> Available records

════════════════

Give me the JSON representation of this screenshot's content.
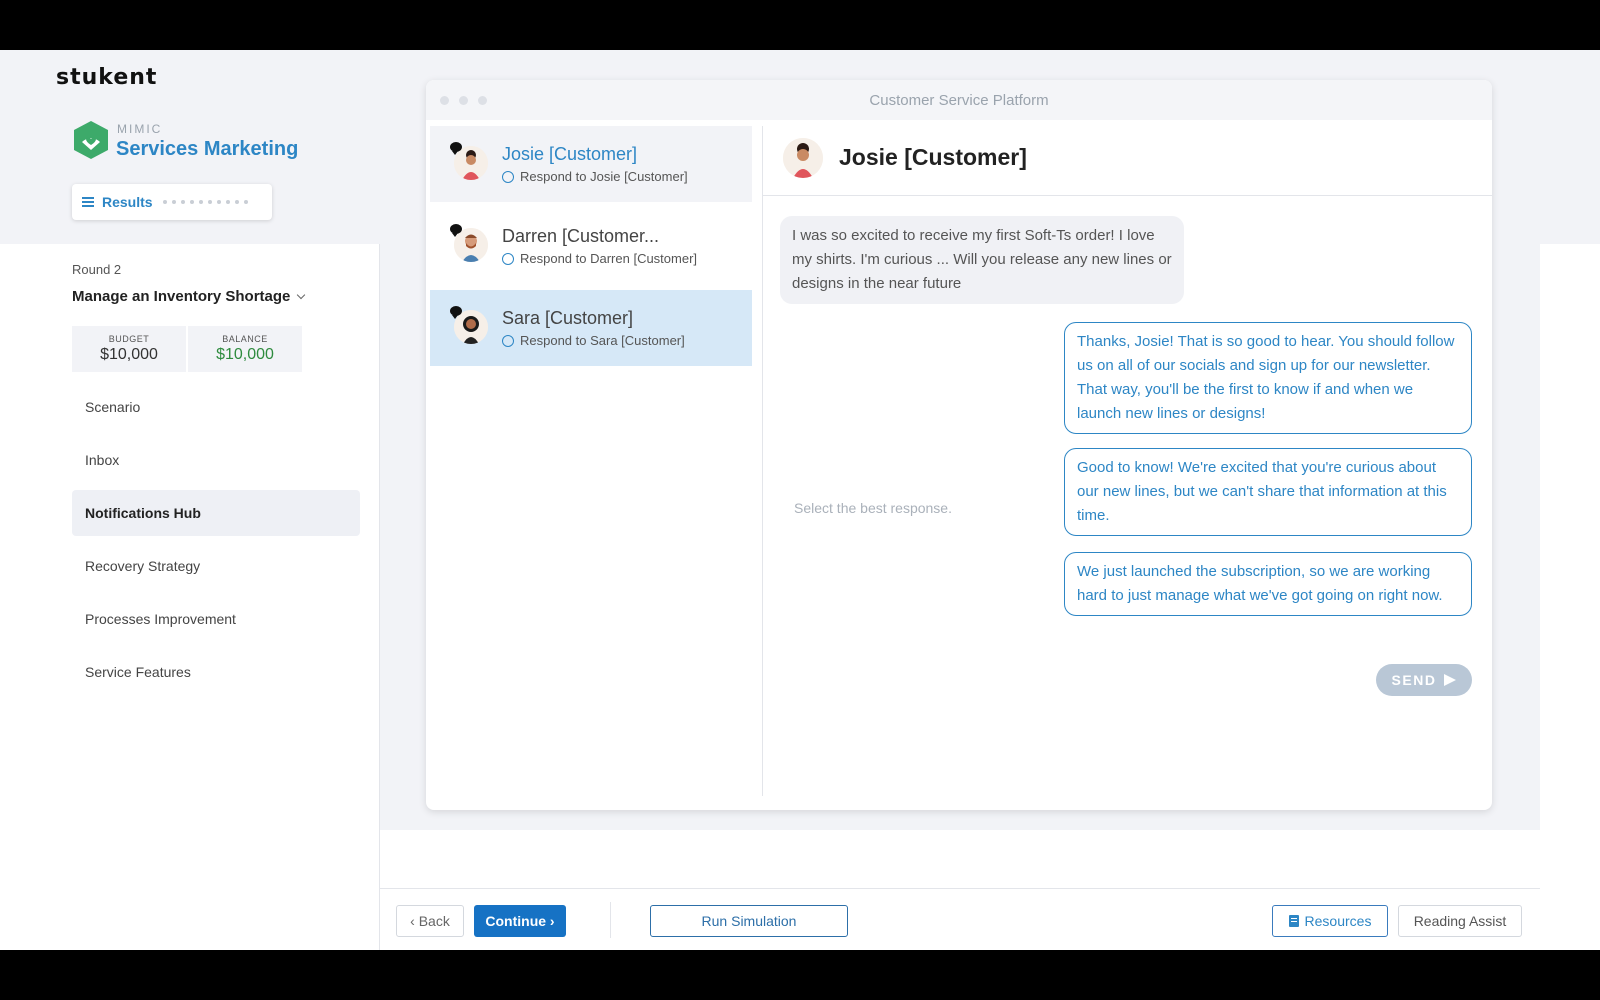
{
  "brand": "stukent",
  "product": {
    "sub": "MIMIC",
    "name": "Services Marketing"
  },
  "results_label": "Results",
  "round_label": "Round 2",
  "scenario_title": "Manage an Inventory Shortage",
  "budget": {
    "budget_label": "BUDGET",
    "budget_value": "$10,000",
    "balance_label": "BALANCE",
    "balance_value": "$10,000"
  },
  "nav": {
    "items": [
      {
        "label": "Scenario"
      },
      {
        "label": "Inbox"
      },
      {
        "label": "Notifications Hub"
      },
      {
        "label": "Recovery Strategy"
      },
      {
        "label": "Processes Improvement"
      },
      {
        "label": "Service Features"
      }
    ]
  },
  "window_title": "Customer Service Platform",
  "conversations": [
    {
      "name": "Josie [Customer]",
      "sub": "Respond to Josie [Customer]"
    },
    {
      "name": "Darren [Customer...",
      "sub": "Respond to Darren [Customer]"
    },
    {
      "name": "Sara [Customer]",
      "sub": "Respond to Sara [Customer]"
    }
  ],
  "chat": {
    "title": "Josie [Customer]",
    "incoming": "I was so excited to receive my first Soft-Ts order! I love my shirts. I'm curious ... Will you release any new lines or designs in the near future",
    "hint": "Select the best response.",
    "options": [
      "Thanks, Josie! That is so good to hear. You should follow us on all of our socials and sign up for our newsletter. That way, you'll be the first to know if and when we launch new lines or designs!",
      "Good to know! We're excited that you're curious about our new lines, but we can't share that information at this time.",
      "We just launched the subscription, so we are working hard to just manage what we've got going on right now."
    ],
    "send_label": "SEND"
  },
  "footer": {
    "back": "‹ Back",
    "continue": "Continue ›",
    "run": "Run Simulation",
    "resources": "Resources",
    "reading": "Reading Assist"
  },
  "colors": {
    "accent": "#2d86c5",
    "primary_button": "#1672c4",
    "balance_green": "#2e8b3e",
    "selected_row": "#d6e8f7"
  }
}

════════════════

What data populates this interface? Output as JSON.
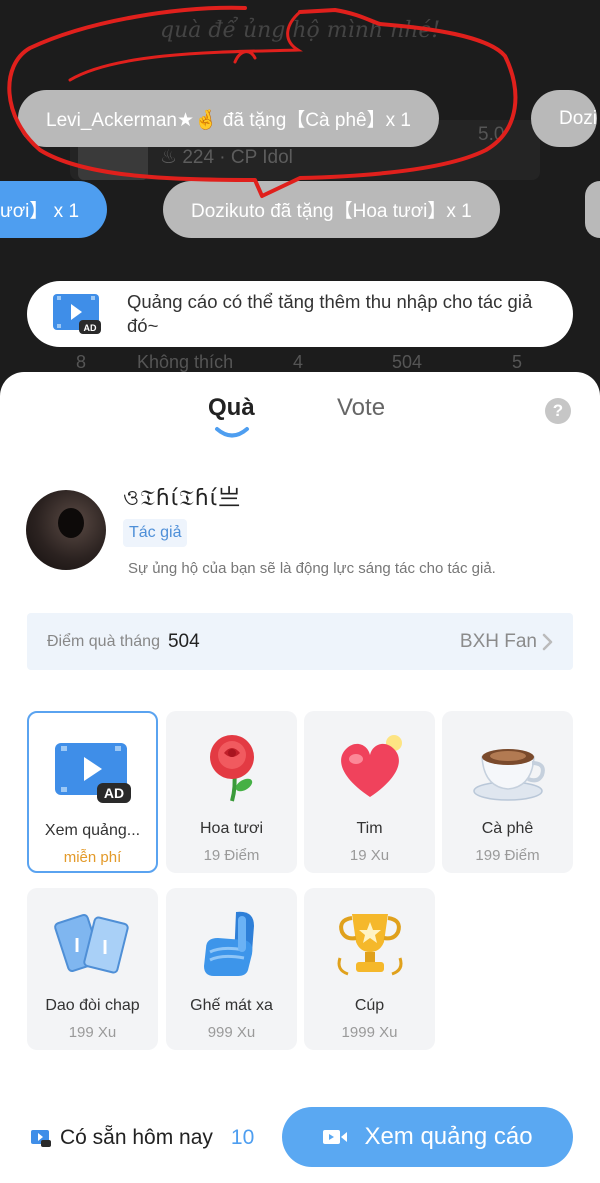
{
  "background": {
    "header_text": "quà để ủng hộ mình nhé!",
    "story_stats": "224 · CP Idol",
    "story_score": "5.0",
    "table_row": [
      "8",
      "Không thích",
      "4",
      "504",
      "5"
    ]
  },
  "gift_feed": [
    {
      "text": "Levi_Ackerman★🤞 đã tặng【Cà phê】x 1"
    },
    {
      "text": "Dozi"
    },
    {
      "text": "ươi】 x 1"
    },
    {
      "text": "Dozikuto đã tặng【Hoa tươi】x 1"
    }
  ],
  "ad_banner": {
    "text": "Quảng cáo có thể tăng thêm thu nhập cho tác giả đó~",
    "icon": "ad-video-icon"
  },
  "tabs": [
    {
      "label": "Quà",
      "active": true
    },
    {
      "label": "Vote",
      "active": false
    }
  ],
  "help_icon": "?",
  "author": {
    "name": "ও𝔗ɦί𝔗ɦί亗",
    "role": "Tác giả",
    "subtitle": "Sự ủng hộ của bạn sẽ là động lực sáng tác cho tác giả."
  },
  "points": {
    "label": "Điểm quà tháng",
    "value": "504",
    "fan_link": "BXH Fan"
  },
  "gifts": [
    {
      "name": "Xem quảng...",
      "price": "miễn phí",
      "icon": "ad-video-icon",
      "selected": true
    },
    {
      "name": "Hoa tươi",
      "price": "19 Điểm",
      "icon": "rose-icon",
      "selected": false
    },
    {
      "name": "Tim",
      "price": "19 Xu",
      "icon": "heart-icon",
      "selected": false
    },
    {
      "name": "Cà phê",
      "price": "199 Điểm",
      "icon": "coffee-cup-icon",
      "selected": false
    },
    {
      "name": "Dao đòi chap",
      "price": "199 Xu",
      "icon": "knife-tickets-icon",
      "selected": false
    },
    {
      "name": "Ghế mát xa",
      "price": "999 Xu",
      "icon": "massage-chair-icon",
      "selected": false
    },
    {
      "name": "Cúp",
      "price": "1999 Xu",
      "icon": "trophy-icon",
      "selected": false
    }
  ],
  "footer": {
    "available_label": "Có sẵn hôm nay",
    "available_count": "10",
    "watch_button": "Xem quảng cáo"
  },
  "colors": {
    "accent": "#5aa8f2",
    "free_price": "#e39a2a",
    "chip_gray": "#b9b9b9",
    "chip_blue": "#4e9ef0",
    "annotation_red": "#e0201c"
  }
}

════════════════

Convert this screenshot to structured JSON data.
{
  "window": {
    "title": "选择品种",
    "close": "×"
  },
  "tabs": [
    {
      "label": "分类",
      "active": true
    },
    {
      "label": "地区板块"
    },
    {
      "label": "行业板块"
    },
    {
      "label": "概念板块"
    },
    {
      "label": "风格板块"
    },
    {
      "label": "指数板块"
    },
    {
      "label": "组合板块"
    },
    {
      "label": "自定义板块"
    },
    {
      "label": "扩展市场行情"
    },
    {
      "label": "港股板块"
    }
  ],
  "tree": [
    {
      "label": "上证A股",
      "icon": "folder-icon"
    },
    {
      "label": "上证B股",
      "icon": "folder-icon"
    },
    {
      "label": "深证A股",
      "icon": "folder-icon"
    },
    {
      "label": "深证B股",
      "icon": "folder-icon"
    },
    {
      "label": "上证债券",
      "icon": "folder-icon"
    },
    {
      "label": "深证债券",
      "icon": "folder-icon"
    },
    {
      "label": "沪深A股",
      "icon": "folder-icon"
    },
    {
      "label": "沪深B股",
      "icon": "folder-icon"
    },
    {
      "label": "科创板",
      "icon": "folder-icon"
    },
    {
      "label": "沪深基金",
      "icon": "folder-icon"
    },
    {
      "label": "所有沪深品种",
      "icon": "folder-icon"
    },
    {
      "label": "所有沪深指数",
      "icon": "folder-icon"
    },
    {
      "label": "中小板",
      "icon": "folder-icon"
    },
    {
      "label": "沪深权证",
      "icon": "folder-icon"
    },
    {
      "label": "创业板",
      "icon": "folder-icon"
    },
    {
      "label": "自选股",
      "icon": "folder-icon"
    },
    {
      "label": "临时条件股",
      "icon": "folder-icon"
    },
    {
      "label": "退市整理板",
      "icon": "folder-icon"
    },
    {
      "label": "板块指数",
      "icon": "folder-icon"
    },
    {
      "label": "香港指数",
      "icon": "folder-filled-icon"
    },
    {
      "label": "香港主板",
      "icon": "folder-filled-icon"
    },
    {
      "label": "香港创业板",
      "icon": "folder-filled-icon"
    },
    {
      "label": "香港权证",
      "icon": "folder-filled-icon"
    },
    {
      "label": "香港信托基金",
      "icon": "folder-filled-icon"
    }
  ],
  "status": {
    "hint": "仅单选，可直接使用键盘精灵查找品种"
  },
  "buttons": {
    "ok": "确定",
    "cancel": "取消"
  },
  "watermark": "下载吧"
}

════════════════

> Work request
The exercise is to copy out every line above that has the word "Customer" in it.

> Output of the exercise
  "window_title": "Customer Service Platform",
      "name": "Josie [Customer]",
      "sub": "Respond to Josie [Customer]"
      "name": "Darren [Customer...",
      "sub": "Respond to Darren [Customer]"
      "name": "Sara [Customer]",
      "sub": "Respond to Sara [Customer]"
    "title": "Josie [Customer]",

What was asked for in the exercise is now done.